“Every year, it is the No. 1 killer of this age group, and that is not changing,” Bacho said. “Those are not numbers, they are lives, and we need those lives. Something has to give.”
A drastic 2015 uptick of fatalities on Georgia roadways – a number that has risen each year since – has been partly attributed to distracted driving.
But distracted driving doesn’t just claim the lives of teenagers – it puts everyone on the road at risk of serious injury and death. And all too often it turns young drivers into killers, a situation with which Bacho is painfully familiar.

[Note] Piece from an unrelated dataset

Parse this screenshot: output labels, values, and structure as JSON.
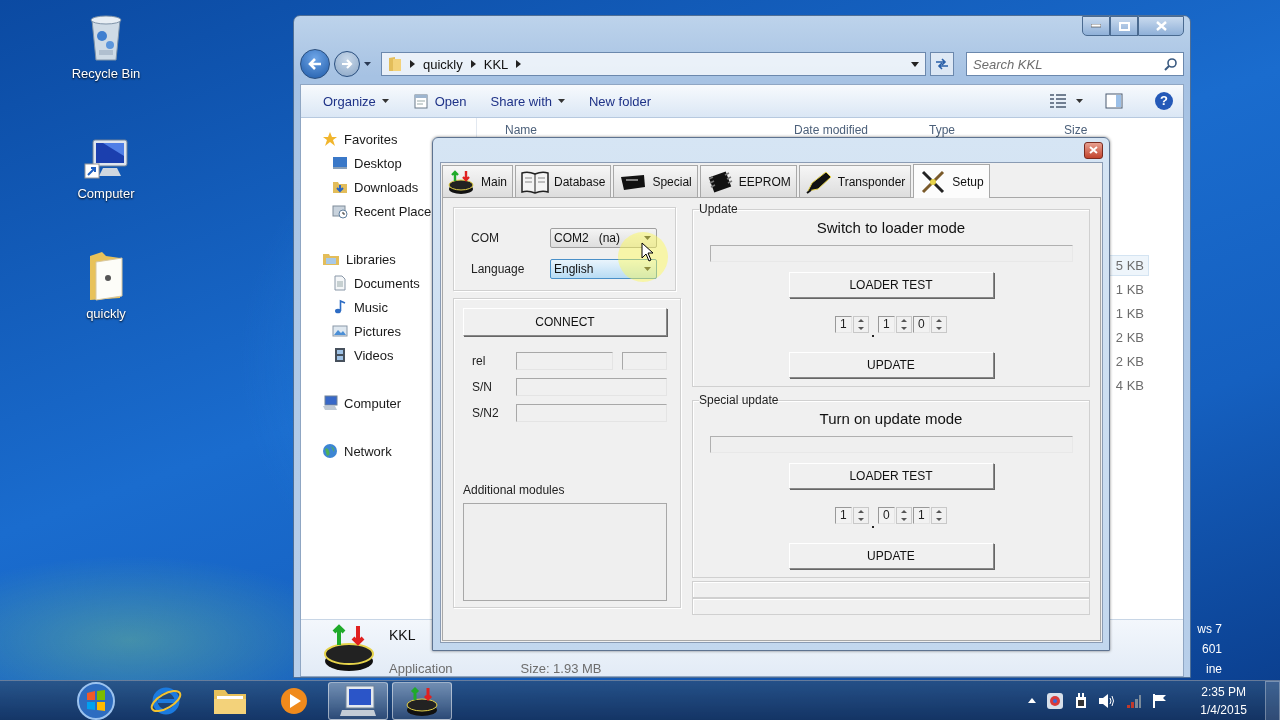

On Dec. 22, 2012, 18-year-old Taylor Long ran a red light at the intersection of Newnan Crossing Bypass and Lower Fayetteville Road, plowing into the Bacho family’s van. Bacho’s husband, Stephen, and three young daughters were injured in the wreck.
Daughter Abby, 9, was critically injured and passed away on Christmas Day while Stephen Bacho remained in a medically induced coma for another month.
“It will be affecting our family every day for the rest of our lives,” Bacho said. “Abby should be a freshman in high school this year, learning to drive. She had that taken from her by a teen driver.”
Just last week, 18-year-old Jackson Hill Ridgeway was charged with vehicular homicide, reckless driving and two counts of serious injury by vehicle, according to Coweta County Jail documents, for his role in a fatal crash on March 7 of this year.
Ridgeway, who police say was speeding, attempted to pass a vehicle in a no-passing zone and hit a third vehicle head-on, killing 24-year-old Karyn Stephens and injuring two other occupants of the car.
The effect of vehicular deaths is devastating, and not just on the families of those who are hurt and killed.
“We don’t want another driver to have to live the rest of their life with the regret of taking another life or causing another injury,” Bacho said. “It has a ripple effect on schools, communities, churches, friends and family. It doesn’t just stop with those in the car.”
The most effective way of getting the message through to young drivers is putting it in the hands of teenagers themselves, according to Bacho. In assemblies at local schools during last year’s Teen Driver Safety Week, Bacho shared the microphone with Cody Landry, who was convicted of a hit-and-run death in February of 2015.
Landry, who was 17 at the time, struck and killed 13-year-old Parker Madliak as the younger teen was walking home along Welcome-to-Sargent Road. Landry said he believed he’d hit a deer. As a condition of his probation, the teen was ordered to speak about his experiences and the dangers of texting and driving.
But Bacho said the message can’t wait for tragedy to strike again.
“We’re not going to just be reactive any more,” she said. “We’re going to be as proactive as possible. Abby’s classmates will be driving soon, and for us, that’s a full-circle moment. They have lived it as her friends and now they have the power to help us stop this, to help keep it from happening again, and that’s what we want to encourage them to do.”
The Abby’s Angels Foundation – founded to honor Abby’s memory – has partnered with clubs and organizations from East Coweta, Newnan and Northgate high schools for National Teen Driver Safety Week. From dress-up days to T-shirts and bracelets emblazoned with #1Life1Choice to sticky notes, safe driving pledges and goody bags reminding young drivers to buckle up and put down their phones, Coweta high school students have been launching their own creative campaigns designed to discourage distracted driving among their peers this week.
“We’ve given them the seed and let them run with it,” Bacho said. “Their voices and their ideas can be so much more impactful than us. They really do have some great, creative, very mature ways to express themselves.”
One student-generated safe driving pledge included angel wings and was printed on paper in Abby’s favorite color, hot pink.
“She would be their age group right now – they’re the age she should be,” Bacho said. “To know that they’ve connected with her in that way just really means a lot.”
(Coming Friday: What young drivers and their parents can do to keep teens safe on the roads.)